March 5, 1914.
PEACE-HYMN OF THE REPUBLIC
O Lord our God, Thy mighty hand
Hath made our country free;
From all her broad and happy land
May praise arise to Thee.
Fulfill the promise of her youth,
Her liberty defend;
By law and order, love and truth,
The strength of every State increase
In Union’s golden chain;
Her thousand cities fill with peace,
Her million fields with grain.
The virtues of her mingled blood
In one new people blend;
By unity and brotherhood,
O suffer not her feet to stray;
But guide her untaught might,
That she may walk in peaceful day,
And lead the world in light.
Bring down the proud, lift up the poor,
Unequal ways amend;
By justice, nation-wide and sure,
Thro’ all the waiting land proclaim
Thy gospel of good-will;
And may the music of Thy name
In every bosom thrill.
O’er hill and vale, from sea to sea.
Thy holy reign extend;
By faith and hope and charity,
THE RED FLOWER AND GOLDEN STARS
These verses were written during the terrible world-war, and immediately after. The earlier ones had to be unsigned because America was still “neutral” and I held a diplomatic post. The rest of them were printed after I had resigned, and was free to speak out, and to take active service in the Navy, when America entered the great conflict for liberty and peace on earth.
Avalon, February 22, 1920.
THE RED FLOWER
In the pleasant time of Pentecost,
By the little river Kyll,
I followed the angler’s winding path

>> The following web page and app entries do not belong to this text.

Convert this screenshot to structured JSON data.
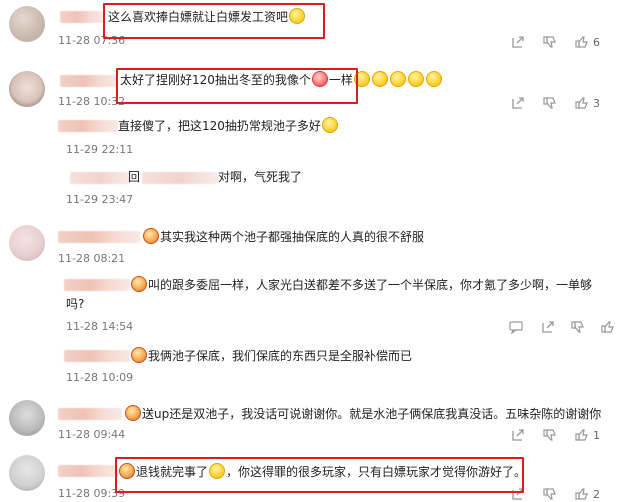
{
  "comments": [
    {
      "text_before": "这么喜欢捧白嫖就让白嫖发工资吧",
      "time": "11-28 07:36",
      "like_count": "6"
    },
    {
      "text_before": "太好了捏刚好120抽出冬至的我像个",
      "text_after": "一样",
      "time": "11-28 10:32",
      "like_count": "3"
    },
    {
      "text": "直接傻了，把这120抽扔常规池子多好",
      "time": "11-29 22:11"
    },
    {
      "text_left": "回",
      "text_right": "对啊，气死我了",
      "time": "11-29 23:47"
    },
    {
      "text": "其实我这种两个池子都强抽保底的人真的很不舒服",
      "time": "11-28 08:21"
    },
    {
      "text_line1": "叫的跟多委屈一样，人家光白送都差不多送了一个半保底，你才氪了多少啊，一单够",
      "text_line2": "吗?",
      "time": "11-28 14:54"
    },
    {
      "text": "我俩池子保底，我们保底的东西只是全服补偿而已",
      "time": "11-28 10:09"
    },
    {
      "text": "送up还是双池子，我没话可说谢谢你。就是水池子俩保底我真没话。五味杂陈的谢谢你",
      "time": "11-28 09:44",
      "like_count": "1"
    },
    {
      "text_before": "退钱就完事了",
      "text_after": "，你这得罪的很多玩家，只有白嫖玩家才觉得你游好了。",
      "time": "11-28 09:39",
      "like_count": "2"
    }
  ],
  "colors": {
    "highlight": "#e01b1b",
    "icon_gray": "#999999",
    "time_gray": "#777777"
  },
  "icons": [
    "share-icon",
    "thumbs-down-icon",
    "thumbs-up-icon",
    "smile-emoji",
    "clown-emoji",
    "crown-emoji",
    "cry-emoji"
  ]
}
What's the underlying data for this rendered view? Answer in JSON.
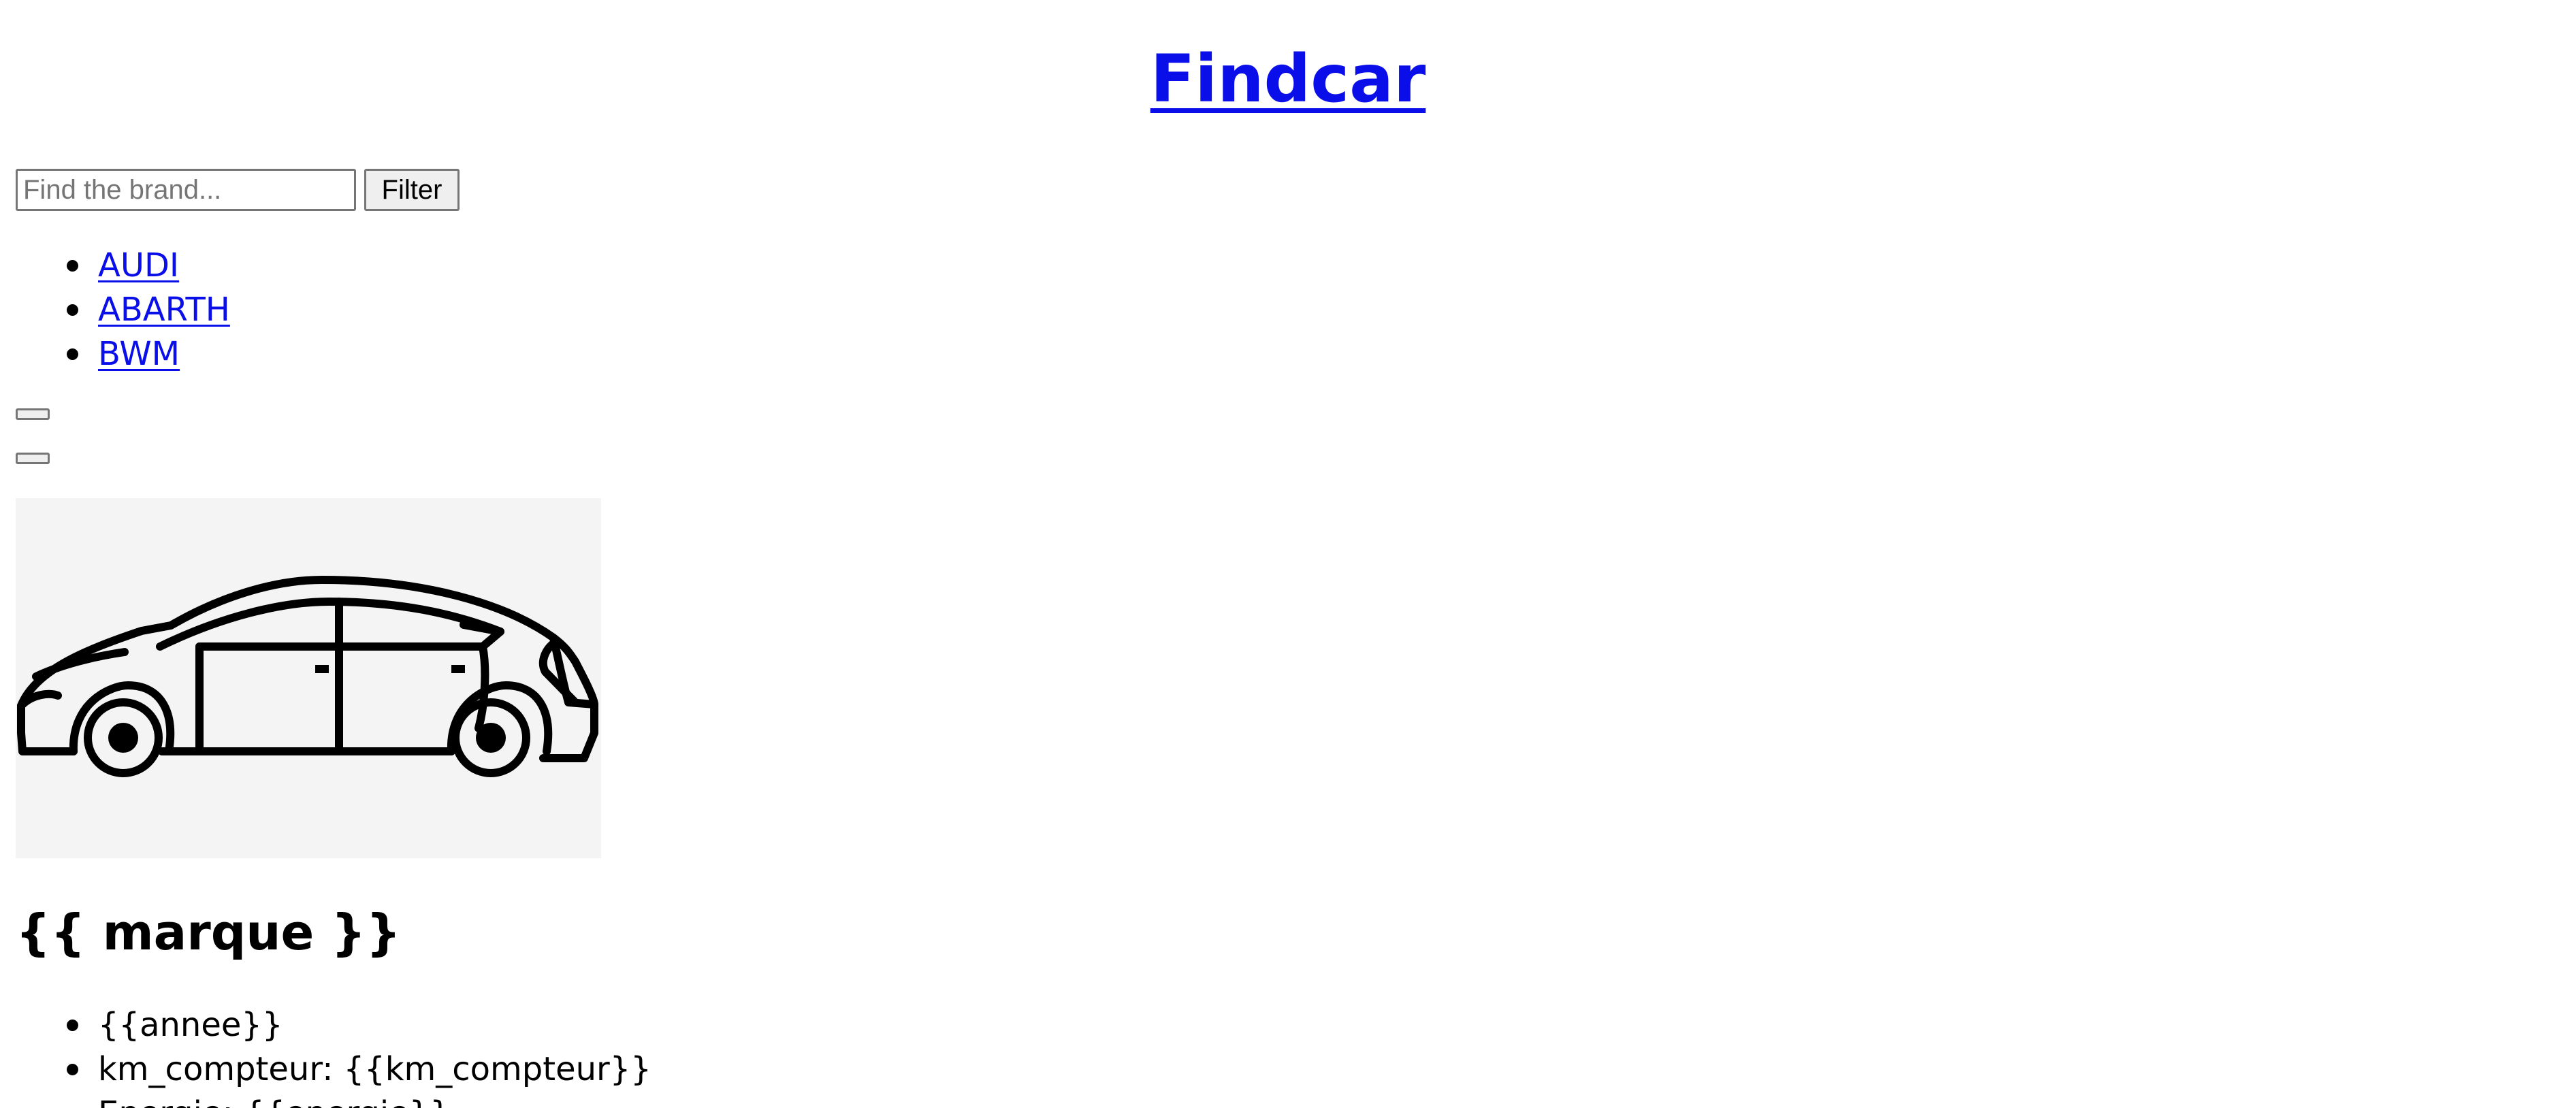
{
  "header": {
    "title": "Findcar"
  },
  "search": {
    "placeholder": "Find the brand...",
    "value": "",
    "filter_label": "Filter"
  },
  "brands": [
    {
      "label": "AUDI"
    },
    {
      "label": "ABARTH"
    },
    {
      "label": "BWM"
    }
  ],
  "buttons": {
    "button_1_label": "",
    "button_2_label": ""
  },
  "card": {
    "image_icon": "car-side-icon",
    "title": "{{ marque }}",
    "details": [
      {
        "text": "{{annee}}"
      },
      {
        "text": "km_compteur: {{km_compteur}}"
      },
      {
        "text": "Energie: {{energie}}"
      }
    ]
  },
  "colors": {
    "link": "#0a0ee8",
    "text": "#000000",
    "image_background": "#f4f4f4"
  }
}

Or waded the stream at will,
And the friendly fertile German land
Lay round me green and still.
But all day long on the eastern bank
Of the river cool and clear,
Where the curving track of the double rails
Was hardly seen though near,
The endless trains of German troops
Went rolling down to Trier.
They packed the windows with bullet heads
And caps of hodden gray;
They laughed and sang and shouted loud
When the trains were brought to a stay;
They waved their hands and sang again
As they went on their iron way.
No shadow fell on the smiling land,
No cloud arose in the sky;
I could hear the river’s quiet tune
When the trains had rattled by;
But my heart sank low with a heavy sense
Of trouble,—I knew not why.
Then came I into a certain field
Where the devil’s paint-brush spread
’Mid the gray and green of the rolling hills
A flaring splotch of red,—
An evil omen, a bloody sign,
And a token of many dead.